*** Opening Data section ***

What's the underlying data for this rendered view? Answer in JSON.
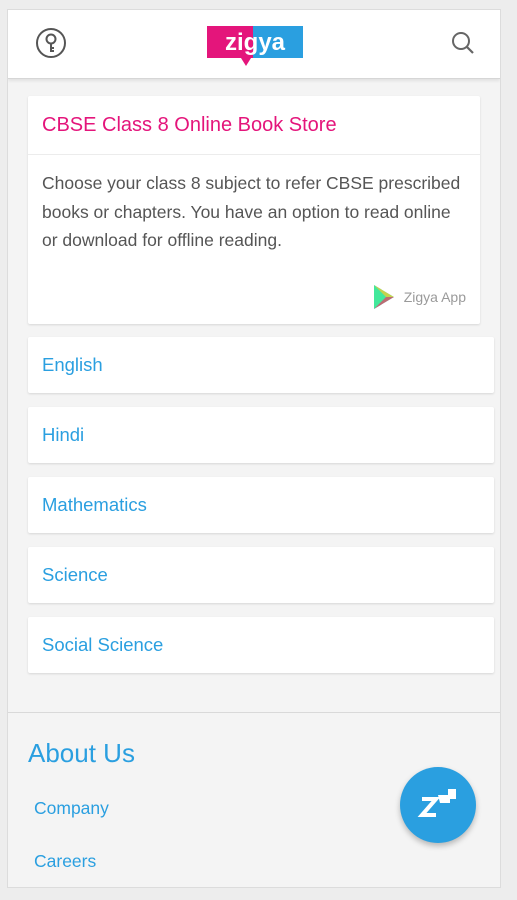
{
  "header": {
    "logo_text": "zigya",
    "icons": [
      "key-icon",
      "search-icon"
    ]
  },
  "intro": {
    "title": "CBSE Class 8 Online Book Store",
    "description": "Choose your class 8 subject to refer CBSE prescribed books or chapters. You have an option to read online or download for offline reading.",
    "app_label": "Zigya App",
    "app_icon": "google-play-icon"
  },
  "subjects": [
    "English",
    "Hindi",
    "Mathematics",
    "Science",
    "Social Science"
  ],
  "footer": {
    "about_title": "About Us",
    "links": [
      "Company",
      "Careers"
    ]
  },
  "fab_icon": "zigya-share-icon",
  "colors": {
    "brand_pink": "#e4157b",
    "brand_blue": "#2a9fe0",
    "text_gray": "#555555",
    "background": "#f4f4f4"
  }
}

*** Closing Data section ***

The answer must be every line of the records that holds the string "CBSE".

    "title": "CBSE Class 8 Online Book Store",
    "description": "Choose your class 8 subject to refer CBSE prescribed books or chapters. You have an option to read online or download for offline reading.",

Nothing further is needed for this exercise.